Cross-sectional data from 3,453 mother-and child dyads in the 2014 Cambodian Demographic and Health Survey were analysed. Logistic regression methods were used to separately show the predicted values of each dependent variable (stunting, wasting and underweight) given a one unit change in each independent variable (resources, agency, and achievement). Multivariable logistic regressions adjusted for the effects of sociodemographic confounders.
Children of women with higher agency were significantly less likely to be underweight in the adjusted model (AOR: 0.76; 95% CI 0.63-0.93). Women with education above the secondary level were significantly less likely to have children who were stunted (OR: 0.16; 95% CI 0.08-0.33) or underweight (OR: 0.17; 95% CI 0.07-0.44). There was notable geographic variation across Cambodia. Preah Vihear and Stung Treng were the most disadvantaged provinces for both empowerment and child undernutrition.

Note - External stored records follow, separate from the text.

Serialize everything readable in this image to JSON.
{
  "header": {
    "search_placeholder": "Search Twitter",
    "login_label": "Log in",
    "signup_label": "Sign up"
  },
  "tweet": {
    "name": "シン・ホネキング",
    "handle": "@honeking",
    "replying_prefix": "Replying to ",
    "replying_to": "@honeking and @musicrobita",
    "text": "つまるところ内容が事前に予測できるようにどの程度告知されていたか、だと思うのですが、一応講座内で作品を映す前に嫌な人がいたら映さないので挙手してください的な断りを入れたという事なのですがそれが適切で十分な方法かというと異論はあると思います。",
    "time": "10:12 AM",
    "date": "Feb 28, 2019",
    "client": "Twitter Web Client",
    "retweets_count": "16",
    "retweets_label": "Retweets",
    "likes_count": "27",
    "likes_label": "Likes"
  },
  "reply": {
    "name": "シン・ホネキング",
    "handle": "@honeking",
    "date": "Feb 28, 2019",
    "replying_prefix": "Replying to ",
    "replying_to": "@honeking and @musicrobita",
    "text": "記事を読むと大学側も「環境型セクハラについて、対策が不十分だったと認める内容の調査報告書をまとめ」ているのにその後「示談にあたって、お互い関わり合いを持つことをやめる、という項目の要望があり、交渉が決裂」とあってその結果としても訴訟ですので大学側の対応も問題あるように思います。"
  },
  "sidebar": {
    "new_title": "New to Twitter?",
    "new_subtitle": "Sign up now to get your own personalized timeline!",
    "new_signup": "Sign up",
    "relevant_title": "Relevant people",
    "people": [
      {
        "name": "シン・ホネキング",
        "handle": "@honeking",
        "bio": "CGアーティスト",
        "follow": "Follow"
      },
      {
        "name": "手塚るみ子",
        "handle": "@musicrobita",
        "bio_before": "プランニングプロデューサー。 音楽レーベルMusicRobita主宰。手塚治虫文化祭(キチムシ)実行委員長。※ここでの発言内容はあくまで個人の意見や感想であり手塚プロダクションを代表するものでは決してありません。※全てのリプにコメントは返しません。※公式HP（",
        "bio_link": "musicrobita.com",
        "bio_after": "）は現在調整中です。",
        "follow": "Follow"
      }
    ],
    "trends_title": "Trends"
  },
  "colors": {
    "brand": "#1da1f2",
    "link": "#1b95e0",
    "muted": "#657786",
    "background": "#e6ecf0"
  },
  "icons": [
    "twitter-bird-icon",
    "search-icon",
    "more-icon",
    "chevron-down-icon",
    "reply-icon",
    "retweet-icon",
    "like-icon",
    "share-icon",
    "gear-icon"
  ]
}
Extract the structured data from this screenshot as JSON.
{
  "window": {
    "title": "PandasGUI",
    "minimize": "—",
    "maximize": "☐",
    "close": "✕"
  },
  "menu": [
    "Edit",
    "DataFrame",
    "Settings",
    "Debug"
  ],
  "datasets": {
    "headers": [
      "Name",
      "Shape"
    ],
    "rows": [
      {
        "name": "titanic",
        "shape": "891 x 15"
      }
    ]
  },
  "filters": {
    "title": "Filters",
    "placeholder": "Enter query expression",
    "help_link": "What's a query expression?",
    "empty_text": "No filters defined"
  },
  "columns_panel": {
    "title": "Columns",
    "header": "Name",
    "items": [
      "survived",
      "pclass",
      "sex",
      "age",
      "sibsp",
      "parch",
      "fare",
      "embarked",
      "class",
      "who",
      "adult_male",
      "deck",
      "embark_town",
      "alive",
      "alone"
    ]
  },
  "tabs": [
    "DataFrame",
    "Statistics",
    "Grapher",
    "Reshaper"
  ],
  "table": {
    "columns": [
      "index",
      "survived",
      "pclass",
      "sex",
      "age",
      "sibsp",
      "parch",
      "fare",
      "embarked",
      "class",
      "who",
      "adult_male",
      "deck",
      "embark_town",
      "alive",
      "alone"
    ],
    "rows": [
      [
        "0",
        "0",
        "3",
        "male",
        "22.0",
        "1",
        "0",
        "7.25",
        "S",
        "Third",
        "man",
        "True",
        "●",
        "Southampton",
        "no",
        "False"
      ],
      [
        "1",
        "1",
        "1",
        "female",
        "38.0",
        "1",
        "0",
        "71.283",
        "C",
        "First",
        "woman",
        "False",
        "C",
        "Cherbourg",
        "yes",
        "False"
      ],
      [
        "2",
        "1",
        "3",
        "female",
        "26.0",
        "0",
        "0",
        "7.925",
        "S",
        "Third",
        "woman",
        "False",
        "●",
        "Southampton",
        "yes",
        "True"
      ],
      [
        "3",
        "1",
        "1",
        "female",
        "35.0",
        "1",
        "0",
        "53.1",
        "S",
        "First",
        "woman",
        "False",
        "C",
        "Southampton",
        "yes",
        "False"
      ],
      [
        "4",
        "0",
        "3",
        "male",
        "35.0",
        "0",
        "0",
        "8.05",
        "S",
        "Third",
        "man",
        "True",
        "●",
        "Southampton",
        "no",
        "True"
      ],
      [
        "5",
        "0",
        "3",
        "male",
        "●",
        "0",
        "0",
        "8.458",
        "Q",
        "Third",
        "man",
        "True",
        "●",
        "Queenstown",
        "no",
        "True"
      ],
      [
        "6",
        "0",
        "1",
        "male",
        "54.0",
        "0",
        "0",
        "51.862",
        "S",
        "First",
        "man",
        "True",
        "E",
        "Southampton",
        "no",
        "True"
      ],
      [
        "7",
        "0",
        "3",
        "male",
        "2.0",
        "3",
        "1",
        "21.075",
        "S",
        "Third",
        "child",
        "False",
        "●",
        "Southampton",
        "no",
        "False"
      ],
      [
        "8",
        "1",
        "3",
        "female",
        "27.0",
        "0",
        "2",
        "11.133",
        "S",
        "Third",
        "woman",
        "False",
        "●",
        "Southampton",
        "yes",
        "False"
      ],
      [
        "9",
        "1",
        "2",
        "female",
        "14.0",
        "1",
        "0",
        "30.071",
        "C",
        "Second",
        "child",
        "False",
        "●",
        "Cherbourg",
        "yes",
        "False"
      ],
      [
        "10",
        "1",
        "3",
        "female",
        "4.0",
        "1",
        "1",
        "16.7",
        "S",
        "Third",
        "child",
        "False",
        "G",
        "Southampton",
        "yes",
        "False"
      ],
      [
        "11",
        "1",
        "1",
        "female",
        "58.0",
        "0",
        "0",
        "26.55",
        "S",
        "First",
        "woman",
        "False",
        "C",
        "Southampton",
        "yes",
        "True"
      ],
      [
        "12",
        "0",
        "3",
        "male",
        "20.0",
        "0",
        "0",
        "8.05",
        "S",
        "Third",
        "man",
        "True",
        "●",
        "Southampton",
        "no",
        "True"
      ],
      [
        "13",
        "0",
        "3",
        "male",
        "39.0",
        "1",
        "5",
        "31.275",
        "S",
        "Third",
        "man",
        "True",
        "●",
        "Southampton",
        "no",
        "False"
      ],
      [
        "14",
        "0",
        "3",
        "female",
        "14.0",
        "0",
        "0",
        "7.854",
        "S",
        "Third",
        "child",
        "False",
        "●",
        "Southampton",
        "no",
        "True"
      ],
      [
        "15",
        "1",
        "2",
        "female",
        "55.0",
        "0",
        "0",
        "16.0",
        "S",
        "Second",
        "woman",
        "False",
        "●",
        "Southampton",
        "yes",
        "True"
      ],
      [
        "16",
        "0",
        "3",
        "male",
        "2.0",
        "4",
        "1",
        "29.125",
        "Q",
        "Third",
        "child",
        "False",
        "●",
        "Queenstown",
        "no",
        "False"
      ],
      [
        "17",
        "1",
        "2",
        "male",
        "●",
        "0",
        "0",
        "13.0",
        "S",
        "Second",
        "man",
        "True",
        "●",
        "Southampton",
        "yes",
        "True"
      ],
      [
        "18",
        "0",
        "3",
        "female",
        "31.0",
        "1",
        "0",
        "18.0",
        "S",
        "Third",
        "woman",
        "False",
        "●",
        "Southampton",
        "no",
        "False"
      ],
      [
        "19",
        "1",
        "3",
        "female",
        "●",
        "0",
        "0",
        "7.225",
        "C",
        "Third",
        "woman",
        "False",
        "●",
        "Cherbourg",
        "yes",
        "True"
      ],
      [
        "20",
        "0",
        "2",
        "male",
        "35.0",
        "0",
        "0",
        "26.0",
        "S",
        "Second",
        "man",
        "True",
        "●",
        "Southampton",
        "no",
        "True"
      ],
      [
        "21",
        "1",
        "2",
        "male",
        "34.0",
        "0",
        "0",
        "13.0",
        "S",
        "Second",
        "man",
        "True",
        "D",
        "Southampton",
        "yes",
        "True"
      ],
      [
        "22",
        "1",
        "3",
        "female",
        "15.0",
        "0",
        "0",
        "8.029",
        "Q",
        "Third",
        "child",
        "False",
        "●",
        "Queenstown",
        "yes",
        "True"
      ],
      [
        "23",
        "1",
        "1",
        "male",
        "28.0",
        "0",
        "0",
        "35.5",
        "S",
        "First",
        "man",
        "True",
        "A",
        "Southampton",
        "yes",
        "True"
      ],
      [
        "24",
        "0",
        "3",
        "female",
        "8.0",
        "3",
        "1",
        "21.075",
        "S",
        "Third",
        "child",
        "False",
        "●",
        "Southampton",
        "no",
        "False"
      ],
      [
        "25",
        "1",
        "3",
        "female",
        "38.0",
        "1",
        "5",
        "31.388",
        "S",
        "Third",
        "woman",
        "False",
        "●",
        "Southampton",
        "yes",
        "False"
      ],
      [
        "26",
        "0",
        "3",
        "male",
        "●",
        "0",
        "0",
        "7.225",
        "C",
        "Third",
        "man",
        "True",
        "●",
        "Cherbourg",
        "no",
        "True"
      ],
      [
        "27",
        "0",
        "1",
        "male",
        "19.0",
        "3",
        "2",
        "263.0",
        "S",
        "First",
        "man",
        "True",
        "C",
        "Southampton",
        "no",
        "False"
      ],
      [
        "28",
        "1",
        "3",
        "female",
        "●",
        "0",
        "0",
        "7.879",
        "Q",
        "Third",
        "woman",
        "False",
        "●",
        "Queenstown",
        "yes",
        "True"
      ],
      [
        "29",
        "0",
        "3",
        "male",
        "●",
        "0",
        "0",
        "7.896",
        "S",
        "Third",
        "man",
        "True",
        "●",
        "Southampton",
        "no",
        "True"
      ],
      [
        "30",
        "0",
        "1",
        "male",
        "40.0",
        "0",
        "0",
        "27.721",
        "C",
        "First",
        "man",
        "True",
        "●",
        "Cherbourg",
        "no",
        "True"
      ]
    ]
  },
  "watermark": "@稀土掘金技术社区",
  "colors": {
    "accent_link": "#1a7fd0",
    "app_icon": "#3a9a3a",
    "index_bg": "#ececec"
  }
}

Policies that increase women’s decision-making power and labour-force participation can benefit their children’s nutritional status. Women’s education is an important determinant of child nutrition. More research, both qualitative and quantitative, is needed to identify the specific aspects of women’s empowerment that are relevant for childhood undernutrition in Cambodia.